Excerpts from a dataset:
········

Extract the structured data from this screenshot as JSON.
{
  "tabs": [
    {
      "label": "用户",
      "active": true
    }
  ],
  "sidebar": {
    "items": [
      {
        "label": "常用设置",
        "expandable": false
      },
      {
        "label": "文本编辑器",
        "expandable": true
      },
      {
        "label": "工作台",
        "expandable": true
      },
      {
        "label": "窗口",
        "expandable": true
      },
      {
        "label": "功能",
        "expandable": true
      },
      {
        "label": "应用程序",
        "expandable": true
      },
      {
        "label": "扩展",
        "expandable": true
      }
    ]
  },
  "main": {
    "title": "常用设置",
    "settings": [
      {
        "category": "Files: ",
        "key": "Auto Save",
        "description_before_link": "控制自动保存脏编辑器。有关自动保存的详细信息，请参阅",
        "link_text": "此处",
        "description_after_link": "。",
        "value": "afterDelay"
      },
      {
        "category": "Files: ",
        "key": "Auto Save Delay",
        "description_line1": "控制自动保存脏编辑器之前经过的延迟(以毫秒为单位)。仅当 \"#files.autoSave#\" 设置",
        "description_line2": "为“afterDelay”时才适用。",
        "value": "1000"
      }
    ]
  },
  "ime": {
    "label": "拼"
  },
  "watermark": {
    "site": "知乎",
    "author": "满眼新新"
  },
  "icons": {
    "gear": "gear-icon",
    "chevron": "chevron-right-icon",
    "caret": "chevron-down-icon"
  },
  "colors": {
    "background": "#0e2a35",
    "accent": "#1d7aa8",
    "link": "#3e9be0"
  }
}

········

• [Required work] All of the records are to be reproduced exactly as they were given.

• [Your response]
Extract the structured data from this screenshot as JSON.
{
  "tabs": [
    {
      "label": "用户",
      "active": true
    }
  ],
  "sidebar": {
    "items": [
      {
        "label": "常用设置",
        "expandable": false
      },
      {
        "label": "文本编辑器",
        "expandable": true
      },
      {
        "label": "工作台",
        "expandable": true
      },
      {
        "label": "窗口",
        "expandable": true
      },
      {
        "label": "功能",
        "expandable": true
      },
      {
        "label": "应用程序",
        "expandable": true
      },
      {
        "label": "扩展",
        "expandable": true
      }
    ]
  },
  "main": {
    "title": "常用设置",
    "settings": [
      {
        "category": "Files: ",
        "key": "Auto Save",
        "description_before_link": "控制自动保存脏编辑器。有关自动保存的详细信息，请参阅",
        "link_text": "此处",
        "description_after_link": "。",
        "value": "afterDelay"
      },
      {
        "category": "Files: ",
        "key": "Auto Save Delay",
        "description_line1": "控制自动保存脏编辑器之前经过的延迟(以毫秒为单位)。仅当 \"#files.autoSave#\" 设置",
        "description_line2": "为“afterDelay”时才适用。",
        "value": "1000"
      }
    ]
  },
  "ime": {
    "label": "拼"
  },
  "watermark": {
    "site": "知乎",
    "author": "满眼新新"
  },
  "icons": {
    "gear": "gear-icon",
    "chevron": "chevron-right-icon",
    "caret": "chevron-down-icon"
  },
  "colors": {
    "background": "#0e2a35",
    "accent": "#1d7aa8",
    "link": "#3e9be0"
  }
}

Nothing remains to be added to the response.